THE PROBLEM. Your response must be made up of each line in the data below that contains the string "учетную".

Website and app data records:
===

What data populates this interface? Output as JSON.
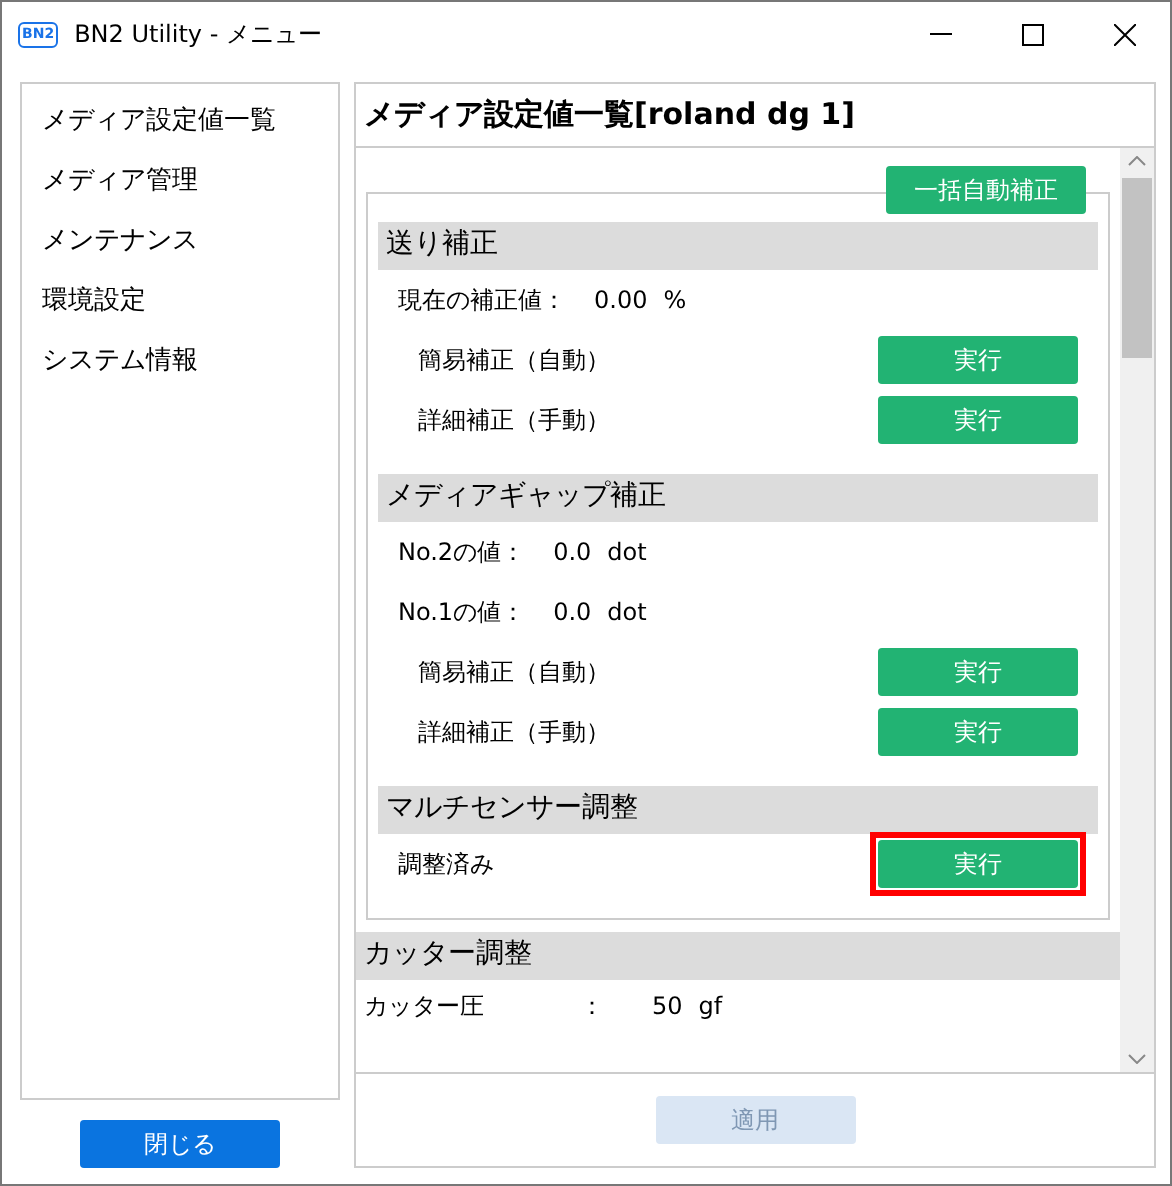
{
  "window": {
    "title": "BN2 Utility - メニュー",
    "logo": "BN2"
  },
  "sidebar": {
    "items": [
      {
        "label": "メディア設定値一覧"
      },
      {
        "label": "メディア管理"
      },
      {
        "label": "メンテナンス"
      },
      {
        "label": "環境設定"
      },
      {
        "label": "システム情報"
      }
    ],
    "close_button": "閉じる"
  },
  "content": {
    "title": "メディア設定値一覧[roland dg 1]",
    "auto_button": "一括自動補正",
    "groups": [
      {
        "title": "送り補正",
        "rows": [
          {
            "kind": "value",
            "label": "現在の補正値：",
            "value": "0.00",
            "unit": "%"
          },
          {
            "kind": "action",
            "label": "簡易補正（自動）",
            "button": "実行",
            "highlighted": false
          },
          {
            "kind": "action",
            "label": "詳細補正（手動）",
            "button": "実行",
            "highlighted": false
          }
        ]
      },
      {
        "title": "メディアギャップ補正",
        "rows": [
          {
            "kind": "value",
            "label": "No.2の値：",
            "value": "0.0",
            "unit": "dot"
          },
          {
            "kind": "value",
            "label": "No.1の値：",
            "value": "0.0",
            "unit": "dot"
          },
          {
            "kind": "action",
            "label": "簡易補正（自動）",
            "button": "実行",
            "highlighted": false
          },
          {
            "kind": "action",
            "label": "詳細補正（手動）",
            "button": "実行",
            "highlighted": false
          }
        ]
      },
      {
        "title": "マルチセンサー調整",
        "rows": [
          {
            "kind": "action",
            "label": "調整済み",
            "button": "実行",
            "highlighted": true
          }
        ]
      }
    ],
    "cutter": {
      "title": "カッター調整",
      "rows": [
        {
          "label": "カッター圧",
          "sep": "：",
          "value": "50",
          "unit": "gf"
        }
      ]
    },
    "apply_button": {
      "label": "適用",
      "disabled": true
    }
  }
}
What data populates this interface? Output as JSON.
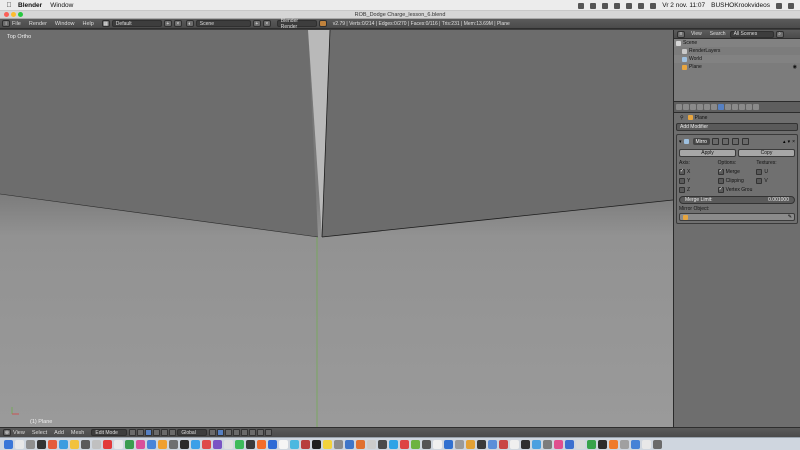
{
  "mac_menubar": {
    "app_name": "Blender",
    "menu_items": [
      "Window"
    ],
    "clock": "Vr 2 nov.  11:07",
    "user": "BUSHOKrookvideos"
  },
  "window": {
    "title": "ROB_Dodge Charge_lesson_6.blend"
  },
  "info_header": {
    "menus": [
      "File",
      "Render",
      "Window",
      "Help"
    ],
    "layout": "Default",
    "scene": "Scene",
    "engine": "Blender Render",
    "stats": "v2.79 | Verts:0/214 | Edges:0/270 | Faces:0/116 | Tris:231 | Mem:13.69M | Plane"
  },
  "viewport": {
    "view_label": "Top Ortho",
    "object_label": "(1) Plane"
  },
  "outliner": {
    "view_label": "View",
    "search_label": "Search",
    "filter": "All Scenes",
    "rows": [
      {
        "label": "Scene",
        "icon_color": "#d8d8d8"
      },
      {
        "label": "RenderLayers",
        "icon_color": "#c9c9c9"
      },
      {
        "label": "World",
        "icon_color": "#9ec0e0"
      },
      {
        "label": "Plane",
        "icon_color": "#e8a640"
      }
    ]
  },
  "properties": {
    "context_object": "Plane",
    "add_modifier": "Add Modifier",
    "modifier_name": "Mirro",
    "apply": "Apply",
    "copy": "Copy",
    "axis_header": "Axis:",
    "options_header": "Options:",
    "textures_header": "Textures:",
    "axis": [
      {
        "label": "X",
        "checked": true
      },
      {
        "label": "Y",
        "checked": false
      },
      {
        "label": "Z",
        "checked": false
      }
    ],
    "options": [
      {
        "label": "Merge",
        "checked": true
      },
      {
        "label": "Clipping",
        "checked": false
      },
      {
        "label": "Vertex Grou",
        "checked": true
      }
    ],
    "textures": [
      {
        "label": "U",
        "checked": false
      },
      {
        "label": "V",
        "checked": false
      }
    ],
    "merge_limit_label": "Merge Limit:",
    "merge_limit_value": "0.001000",
    "mirror_object_label": "Mirror Object:",
    "mirror_object_value": ""
  },
  "viewport_header": {
    "menus": [
      "View",
      "Select",
      "Add",
      "Mesh"
    ],
    "mode": "Edit Mode",
    "orientation": "Global"
  },
  "colors": {
    "accent": "#5680c2",
    "viewport_bg": "#7a7a7a",
    "mesh_face": "#6c6c6c",
    "y_axis": "#6dad4b"
  },
  "dock_icons": [
    "#3a77d8",
    "#e8e8e8",
    "#8f8f8f",
    "#333333",
    "#e45c3a",
    "#3b9de0",
    "#f2c23e",
    "#5a5a5a",
    "#c0c0c0",
    "#e23b3b",
    "#e9e9e9",
    "#3b9d4f",
    "#d94f9b",
    "#4a84d9",
    "#f0a030",
    "#6f6f6f",
    "#2a2a2a",
    "#3ca0e8",
    "#df4a4a",
    "#7a54c4",
    "#e0e0e0",
    "#3dbb5a",
    "#3a3a3a",
    "#f36c2a",
    "#2c6ad6",
    "#f5f5f5",
    "#4bb8e0",
    "#b83e3e",
    "#1f1f1f",
    "#f2d23c",
    "#8c8c8c",
    "#3f76c8",
    "#e07030",
    "#cccccc",
    "#4a4a4a",
    "#2fa3e6",
    "#dd4444",
    "#6db33f",
    "#555555",
    "#f0f0f0",
    "#3070d0",
    "#9a9a9a",
    "#e3a135",
    "#3a3a3a",
    "#5b8fd9",
    "#c94545",
    "#efefef",
    "#2f2f2f",
    "#4aa0e0",
    "#7d7d7d",
    "#e04f8f",
    "#3b6fcf",
    "#d9d9d9",
    "#37a24a",
    "#2b2b2b",
    "#f07a2a",
    "#a0a0a0",
    "#4682d6",
    "#e8e8e8",
    "#6a6a6a"
  ]
}
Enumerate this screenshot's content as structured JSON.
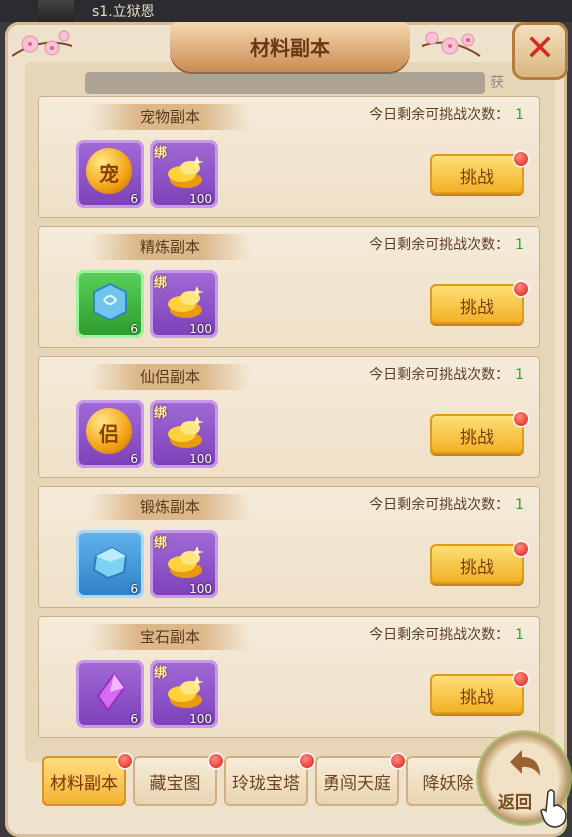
{
  "header": {
    "player_name": "s1.立狱恩",
    "title": "材料副本",
    "close_icon": "close-x-icon",
    "subtitle_tail": "获"
  },
  "dungeons": [
    {
      "name": "宠物副本",
      "remain_label": "今日剩余可挑战次数：",
      "remain_count": "1",
      "reward1": {
        "icon": "pet-coin-icon",
        "glyph": "宠",
        "count": "6",
        "frame": "purple"
      },
      "reward2": {
        "icon": "bound-gold-ingot-icon",
        "bind": "绑",
        "count": "100"
      },
      "button": "挑战"
    },
    {
      "name": "精炼副本",
      "remain_label": "今日剩余可挑战次数：",
      "remain_count": "1",
      "reward1": {
        "icon": "refine-stone-icon",
        "count": "6",
        "frame": "green"
      },
      "reward2": {
        "icon": "bound-gold-ingot-icon",
        "bind": "绑",
        "count": "100"
      },
      "button": "挑战"
    },
    {
      "name": "仙侣副本",
      "remain_label": "今日剩余可挑战次数：",
      "remain_count": "1",
      "reward1": {
        "icon": "companion-coin-icon",
        "glyph": "侣",
        "count": "6",
        "frame": "purple"
      },
      "reward2": {
        "icon": "bound-gold-ingot-icon",
        "bind": "绑",
        "count": "100"
      },
      "button": "挑战"
    },
    {
      "name": "锻炼副本",
      "remain_label": "今日剩余可挑战次数：",
      "remain_count": "1",
      "reward1": {
        "icon": "forge-stone-icon",
        "count": "6",
        "frame": "blue"
      },
      "reward2": {
        "icon": "bound-gold-ingot-icon",
        "bind": "绑",
        "count": "100"
      },
      "button": "挑战"
    },
    {
      "name": "宝石副本",
      "remain_label": "今日剩余可挑战次数：",
      "remain_count": "1",
      "reward1": {
        "icon": "purple-gem-icon",
        "count": "6",
        "frame": "purple"
      },
      "reward2": {
        "icon": "bound-gold-ingot-icon",
        "bind": "绑",
        "count": "100"
      },
      "button": "挑战"
    }
  ],
  "tabs": [
    "材料副本",
    "藏宝图",
    "玲珑宝塔",
    "勇闯天庭",
    "降妖除"
  ],
  "active_tab": 0,
  "back_button": "返回",
  "colors": {
    "accent": "#f2b131",
    "remain_count": "#2aa22a",
    "panel": "#efe2cc",
    "notify": "#e11d12"
  }
}
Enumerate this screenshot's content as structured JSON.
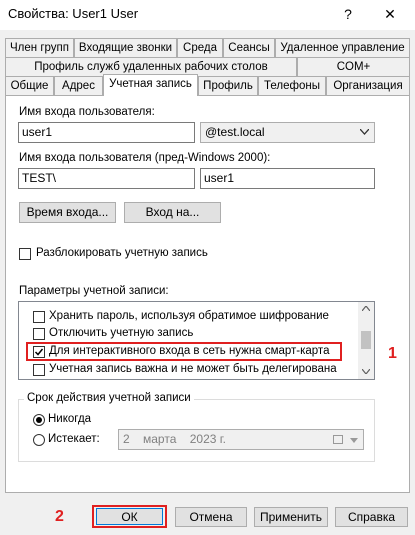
{
  "window": {
    "title": "Свойства: User1 User",
    "help_glyph": "?",
    "close_glyph": "✕"
  },
  "tabs": {
    "row1": [
      "Член групп",
      "Входящие звонки",
      "Среда",
      "Сеансы",
      "Удаленное управление"
    ],
    "row2": [
      "Профиль служб удаленных рабочих столов",
      "COM+"
    ],
    "row3": [
      "Общие",
      "Адрес",
      "Учетная запись",
      "Профиль",
      "Телефоны",
      "Организация"
    ]
  },
  "account": {
    "logon_label": "Имя входа пользователя:",
    "logon_value": "user1",
    "domain_value": "@test.local",
    "pre2000_label": "Имя входа пользователя (пред-Windows 2000):",
    "pre2000_domain": "TEST\\",
    "pre2000_user": "user1",
    "logon_hours_button": "Время входа...",
    "logon_to_button": "Вход на...",
    "unlock_label": "Разблокировать учетную запись",
    "options_label": "Параметры учетной записи:",
    "options": [
      {
        "label": "Хранить пароль, используя обратимое шифрование",
        "checked": false
      },
      {
        "label": "Отключить учетную запись",
        "checked": false
      },
      {
        "label": "Для интерактивного входа в сеть нужна смарт-карта",
        "checked": true
      },
      {
        "label": "Учетная запись важна и не может быть делегирована",
        "checked": false
      }
    ],
    "expires_group_label": "Срок действия учетной записи",
    "never_label": "Никогда",
    "end_of_label": "Истекает:",
    "expire_date": "2    марта    2023 г."
  },
  "annotations": {
    "one": "1",
    "two": "2"
  },
  "buttons": {
    "ok": "ОК",
    "cancel": "Отмена",
    "apply": "Применить",
    "help": "Справка"
  }
}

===

SOLUTION TO THE PROBLEM.
    "unlock_label": "Разблокировать учетную запись",
        "label": "Отключить учетную запись",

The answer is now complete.